Reducing noise in a heart image.
- learn how to model variability in anatomical shapes and
how can this translate into improved healthcare. You can calculate the mean
and variance of some numbers, but how do you find the "mean and variance" of
(left) ventricle of the heart in an ultrasound image. (middle) Some acceptable
and implausible ventricular shapes. (right) average ventricle shape and
- learn what biomedical image segmentation is, different approaches
(including clustering, deformable models, region-based and level-set
approaches), and why is it important for medicine.
A PDE-based optimization method is used to move the red contour in a brain image
and identify the corpus callosum (bridge connecting left and right brain
Schematic diagram of a graph-theoretic approach for
identifying objects in a medical image.
tools for 3D and more complicated images.
- understand what medical biomedical image registration is, its
applications in health care, and what its basic building blocks.
Before (top) and after (bottom) registration of radioactivity (orange)
to anatomy from CT image (gray).
Registering an extended knee to a flexed knee.
- learn how to use 3D and medical imaging software to view and process
your data.

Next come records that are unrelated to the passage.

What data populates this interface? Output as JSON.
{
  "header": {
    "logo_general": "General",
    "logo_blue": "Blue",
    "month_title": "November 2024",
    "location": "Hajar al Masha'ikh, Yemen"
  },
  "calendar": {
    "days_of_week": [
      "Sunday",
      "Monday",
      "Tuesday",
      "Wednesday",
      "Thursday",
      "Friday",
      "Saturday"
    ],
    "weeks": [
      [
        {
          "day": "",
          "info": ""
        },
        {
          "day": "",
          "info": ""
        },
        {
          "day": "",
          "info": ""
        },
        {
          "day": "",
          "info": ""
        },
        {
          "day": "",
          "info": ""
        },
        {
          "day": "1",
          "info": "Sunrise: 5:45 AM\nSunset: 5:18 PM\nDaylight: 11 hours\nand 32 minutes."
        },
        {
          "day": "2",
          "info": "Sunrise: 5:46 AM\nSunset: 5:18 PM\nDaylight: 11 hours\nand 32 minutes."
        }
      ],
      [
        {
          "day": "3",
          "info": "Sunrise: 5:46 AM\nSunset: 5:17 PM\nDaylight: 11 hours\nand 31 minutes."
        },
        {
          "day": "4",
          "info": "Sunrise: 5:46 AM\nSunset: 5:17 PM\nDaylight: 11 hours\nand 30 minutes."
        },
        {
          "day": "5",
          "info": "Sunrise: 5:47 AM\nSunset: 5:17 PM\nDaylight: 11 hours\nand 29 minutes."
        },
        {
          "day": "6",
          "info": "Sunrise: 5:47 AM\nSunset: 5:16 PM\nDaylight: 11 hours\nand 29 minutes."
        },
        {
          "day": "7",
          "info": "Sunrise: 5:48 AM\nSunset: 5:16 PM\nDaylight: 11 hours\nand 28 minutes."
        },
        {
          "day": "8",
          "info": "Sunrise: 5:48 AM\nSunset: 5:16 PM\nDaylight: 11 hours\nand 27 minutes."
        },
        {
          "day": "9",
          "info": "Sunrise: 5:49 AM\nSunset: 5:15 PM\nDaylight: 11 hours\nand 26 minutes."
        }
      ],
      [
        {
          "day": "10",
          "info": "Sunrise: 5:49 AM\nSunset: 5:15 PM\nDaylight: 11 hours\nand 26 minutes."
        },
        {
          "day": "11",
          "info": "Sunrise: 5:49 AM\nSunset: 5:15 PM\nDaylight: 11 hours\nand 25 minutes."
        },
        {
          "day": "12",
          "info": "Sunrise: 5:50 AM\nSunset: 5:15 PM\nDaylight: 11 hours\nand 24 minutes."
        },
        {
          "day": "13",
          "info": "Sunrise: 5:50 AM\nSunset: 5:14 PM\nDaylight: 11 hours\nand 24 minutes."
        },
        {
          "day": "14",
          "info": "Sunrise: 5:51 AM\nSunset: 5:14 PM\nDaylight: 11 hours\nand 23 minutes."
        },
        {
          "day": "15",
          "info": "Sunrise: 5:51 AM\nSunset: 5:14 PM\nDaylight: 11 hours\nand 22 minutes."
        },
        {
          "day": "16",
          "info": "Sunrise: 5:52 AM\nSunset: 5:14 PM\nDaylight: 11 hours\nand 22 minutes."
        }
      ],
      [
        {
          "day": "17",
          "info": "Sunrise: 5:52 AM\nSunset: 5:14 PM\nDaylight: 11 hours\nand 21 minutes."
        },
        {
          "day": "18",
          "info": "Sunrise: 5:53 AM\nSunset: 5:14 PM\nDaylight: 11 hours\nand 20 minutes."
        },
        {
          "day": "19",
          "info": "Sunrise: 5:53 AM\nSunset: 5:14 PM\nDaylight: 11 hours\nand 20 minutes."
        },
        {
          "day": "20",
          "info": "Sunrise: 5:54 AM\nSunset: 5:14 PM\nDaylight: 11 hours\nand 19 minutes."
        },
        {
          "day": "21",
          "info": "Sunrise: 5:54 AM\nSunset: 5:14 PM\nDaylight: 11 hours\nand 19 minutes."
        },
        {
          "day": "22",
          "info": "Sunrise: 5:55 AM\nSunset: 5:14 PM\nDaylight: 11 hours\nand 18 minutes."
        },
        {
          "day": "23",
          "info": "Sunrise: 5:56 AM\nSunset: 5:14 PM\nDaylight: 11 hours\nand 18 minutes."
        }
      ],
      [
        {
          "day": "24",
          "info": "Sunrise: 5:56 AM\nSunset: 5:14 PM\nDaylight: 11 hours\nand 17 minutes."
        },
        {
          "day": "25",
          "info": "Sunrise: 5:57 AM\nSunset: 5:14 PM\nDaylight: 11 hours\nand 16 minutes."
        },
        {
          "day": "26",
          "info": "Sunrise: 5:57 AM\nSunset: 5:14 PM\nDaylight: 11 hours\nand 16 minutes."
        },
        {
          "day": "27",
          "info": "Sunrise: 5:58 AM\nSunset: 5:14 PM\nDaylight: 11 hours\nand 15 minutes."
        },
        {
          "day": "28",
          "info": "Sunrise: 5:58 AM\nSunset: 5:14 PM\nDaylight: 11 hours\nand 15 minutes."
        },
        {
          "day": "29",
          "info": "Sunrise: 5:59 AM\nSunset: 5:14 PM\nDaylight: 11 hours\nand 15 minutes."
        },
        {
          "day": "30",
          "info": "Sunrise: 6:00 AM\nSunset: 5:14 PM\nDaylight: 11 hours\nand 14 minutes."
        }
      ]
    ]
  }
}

Think of these as Photoshop-
Example software screenshots and applications.
- Project: The course involves working on a biomedical image
computing project. A wide range of projects related to the above topics is
possible. The project topic can be either initiated by the student or
recommended by the instructor. The project may be very clinical
application oriented or may deal with a theoretical aspect of
computational/mathematical techniques for medical image analysis, or a
combination of both (see some example
projects at our Medical Image
- Advantages: there are many other advantages to studying topics at
the interface between computing and medicine, including: wider
career opportunities, graduate studies and
funding, working with state-of-the-art software and hardware, collaborating
with doctors and accessing valuable medical data... more are mentioned
- More details about the course are available in the
formal course outline
(left) vasculature in 3D brain MR angiography (head seen from above, nose in
lower right corner) (right) spinal cord detection in MRI
rotator cuff muscle in the shoulder